Tuesday, January 29, 2008

Strength Training

By Courtney Westlake


Although lifting weights was long been associated with body building or bulky muscles, it has now become widely-recognized that strength training reaps numerous benefits for people of all ages and sizes.

"It's going to help with functional capacity and strength, with the aging process, with bone density - building stronger bones," said Amanda Jillson, assistant director of assistant director of fitness and instructional programs at the TRAC. "And it will help with your metabolic rate. You burn more calories (not just exercising but sitting still as well) because you have muscle in your body."

Strength training is defined as putting resistant against your muscles. Also called resistance training, strength training uses weights like dumbbells, "selectorized" machines where you select your own weight, plate-loaded machines and resistance tubing. Some group exercise classes where you are putting resistance against your muscles are also a version of strength training, Jillson said.

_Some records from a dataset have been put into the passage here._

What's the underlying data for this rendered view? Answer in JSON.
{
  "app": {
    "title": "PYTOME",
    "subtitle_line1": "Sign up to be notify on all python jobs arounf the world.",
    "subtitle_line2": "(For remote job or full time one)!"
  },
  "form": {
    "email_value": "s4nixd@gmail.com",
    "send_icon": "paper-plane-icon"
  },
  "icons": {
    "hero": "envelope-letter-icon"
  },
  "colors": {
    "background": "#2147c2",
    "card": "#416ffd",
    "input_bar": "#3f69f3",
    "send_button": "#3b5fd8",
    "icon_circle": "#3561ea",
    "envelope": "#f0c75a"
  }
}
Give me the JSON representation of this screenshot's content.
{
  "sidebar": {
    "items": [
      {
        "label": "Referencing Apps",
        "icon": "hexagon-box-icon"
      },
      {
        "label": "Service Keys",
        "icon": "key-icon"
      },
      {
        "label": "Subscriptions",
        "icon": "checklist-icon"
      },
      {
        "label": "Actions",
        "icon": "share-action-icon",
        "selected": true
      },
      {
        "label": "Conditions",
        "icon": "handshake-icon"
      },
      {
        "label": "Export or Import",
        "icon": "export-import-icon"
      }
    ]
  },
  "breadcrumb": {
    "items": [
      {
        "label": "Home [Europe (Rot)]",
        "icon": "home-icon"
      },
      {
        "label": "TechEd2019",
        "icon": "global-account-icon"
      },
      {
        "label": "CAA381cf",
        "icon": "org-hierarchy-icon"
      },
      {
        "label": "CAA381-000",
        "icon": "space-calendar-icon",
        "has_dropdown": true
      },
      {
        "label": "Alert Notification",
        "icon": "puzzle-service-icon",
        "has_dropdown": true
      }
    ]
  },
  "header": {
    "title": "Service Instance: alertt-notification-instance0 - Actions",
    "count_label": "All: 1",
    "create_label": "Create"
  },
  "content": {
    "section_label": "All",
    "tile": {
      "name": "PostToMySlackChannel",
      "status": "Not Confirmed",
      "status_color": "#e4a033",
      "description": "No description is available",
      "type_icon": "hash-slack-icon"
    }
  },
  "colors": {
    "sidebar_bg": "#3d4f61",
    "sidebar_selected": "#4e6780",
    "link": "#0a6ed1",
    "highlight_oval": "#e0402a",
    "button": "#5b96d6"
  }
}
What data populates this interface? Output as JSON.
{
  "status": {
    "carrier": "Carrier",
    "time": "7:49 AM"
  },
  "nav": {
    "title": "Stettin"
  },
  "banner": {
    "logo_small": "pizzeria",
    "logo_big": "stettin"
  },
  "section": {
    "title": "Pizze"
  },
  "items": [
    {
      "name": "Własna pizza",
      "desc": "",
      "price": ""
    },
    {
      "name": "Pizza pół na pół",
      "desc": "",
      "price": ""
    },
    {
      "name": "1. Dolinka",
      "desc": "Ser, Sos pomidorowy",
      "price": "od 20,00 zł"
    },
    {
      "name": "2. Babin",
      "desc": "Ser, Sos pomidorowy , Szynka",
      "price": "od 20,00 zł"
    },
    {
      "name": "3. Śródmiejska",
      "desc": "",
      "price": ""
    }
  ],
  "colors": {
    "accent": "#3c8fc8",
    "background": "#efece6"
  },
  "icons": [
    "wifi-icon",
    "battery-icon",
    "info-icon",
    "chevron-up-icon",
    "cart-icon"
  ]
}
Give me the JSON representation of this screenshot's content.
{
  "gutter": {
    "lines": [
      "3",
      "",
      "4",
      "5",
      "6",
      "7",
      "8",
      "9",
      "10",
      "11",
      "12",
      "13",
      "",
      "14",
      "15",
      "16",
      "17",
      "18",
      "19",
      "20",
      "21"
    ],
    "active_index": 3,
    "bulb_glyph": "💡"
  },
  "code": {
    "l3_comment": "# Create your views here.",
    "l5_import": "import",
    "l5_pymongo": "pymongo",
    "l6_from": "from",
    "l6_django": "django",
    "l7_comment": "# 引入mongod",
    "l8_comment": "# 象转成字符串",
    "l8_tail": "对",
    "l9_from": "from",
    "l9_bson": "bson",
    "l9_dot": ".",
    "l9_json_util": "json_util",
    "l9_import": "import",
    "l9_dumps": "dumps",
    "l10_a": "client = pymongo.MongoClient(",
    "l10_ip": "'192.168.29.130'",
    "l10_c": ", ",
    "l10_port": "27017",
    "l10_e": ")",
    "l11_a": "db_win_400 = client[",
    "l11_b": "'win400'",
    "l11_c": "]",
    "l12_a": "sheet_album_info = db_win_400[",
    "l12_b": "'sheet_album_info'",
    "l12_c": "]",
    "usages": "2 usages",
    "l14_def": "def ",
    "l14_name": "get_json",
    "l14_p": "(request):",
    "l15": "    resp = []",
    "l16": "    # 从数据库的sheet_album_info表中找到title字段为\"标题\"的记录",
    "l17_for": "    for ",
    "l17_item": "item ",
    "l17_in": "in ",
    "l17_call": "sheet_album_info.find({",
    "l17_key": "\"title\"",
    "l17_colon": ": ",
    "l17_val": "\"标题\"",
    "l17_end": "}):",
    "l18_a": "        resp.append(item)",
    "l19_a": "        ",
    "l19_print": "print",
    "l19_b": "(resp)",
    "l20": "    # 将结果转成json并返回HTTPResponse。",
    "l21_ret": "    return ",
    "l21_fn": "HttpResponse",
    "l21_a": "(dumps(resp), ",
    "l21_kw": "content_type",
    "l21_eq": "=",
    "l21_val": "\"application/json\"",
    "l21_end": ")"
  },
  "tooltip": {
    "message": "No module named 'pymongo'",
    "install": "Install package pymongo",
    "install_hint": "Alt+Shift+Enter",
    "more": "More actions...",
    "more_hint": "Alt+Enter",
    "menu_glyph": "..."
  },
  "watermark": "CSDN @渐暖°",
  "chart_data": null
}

For those new to strength training, the TRAC now has personal trainers available to assist gym-goers with aspects of healthy living, which also includes strength training. A "Getting Started" package begins at $55, Jillson said, and a trainer can instruct you on how many repetitions and sets to do when strength training.

Another great way to become involved with strength training is through an instructional class that will be offered called Strength Training 101. The class starts Tuesday, February 5 and runs for four weeks on Tuesdays and Thursdays from 1 to 2 p.m. in the multi-purpose room and throughout the TRAC.

"They're going to learn a variety of different exercises, the principles behind strength training and why we should do it," Jillson said. "Participants will able to take some really good workouts from the class."

Working on the core muscle groups in the body can be a good way to get started, Jillson said, and then you can broaden your focus on smaller muscle groups.

"Concentrating on large muscle groups is very beneficial, which includes your quadriceps, biceps, triceps and other muscle groups people are familiar with," she said. "You'll have more improvements if you work every muscle in the body."

Thursday, January 24, 2008

New Year, New You

By Courtney Westlake

The month of January and the start of a new semester is the perfect time to revamp your approach to health and wellness. With the opening of the Recreation and Athletic Center, or TRAC, on UIS' campus last semester, students, staff and faculty now have access to a fabulous resource to kick their exercise and healthy living routines into gear.

The amenities of the TRAC are outstanding, and new features have even been added this semester, said Amanda Jillson, assistant director of fitness and instructional programs at the TRAC.

One of the first areas guests notice in the TRAC when walking in is called "Fitness Area One," Jillson said. This workout room is equipped with treadmills, ellipticals, bikes, free weights, a cable cross-over, hammer-strength equipment and much more.

"Hammer-strength equpiment is plate-loaded, so you put your own weight on there," Jillson said. "And we have one for each muscle group."

The second level of the TRAC is called the mezzanine level and contains a 3-lane track on which 12 laps equals one mile. There are also other cardiovascular machines and an "abdominal area" with exercise balls and other equipment that make up Fitness Areas Two and Three.

The TRAC offers personal training, fitness assessments and nutrition planning as well as a variety of group fitness classes - up to six per day - including Yoga, Core Crazy, 6-Pack Attack and Circuit Express.

"We've had really great success with them so far this semester, and I hope we keep having a great turnout," Jillson said. "They're free to rec center members, so you don't have to pre-register for the class you want to take. You can just drop in."

The fitness room, where most of the group fitness classes take place, is located on the main level near Fitness Area One. Two racquetball courts are down the hall from the fitness room, and they can also be converted into squash courts, Jillson said.

The performance arena at the TRAC is home to the UIS Prairie Stars basketball and volleyball teams, but at least one of the courts is always open for recreational use, Jillson said. Upon asking the front desk, the court can be converted to a volleyball court, badminton or pickle ball court.

"We have some really great things to offer here at the TRAC for recreation," Jillson said.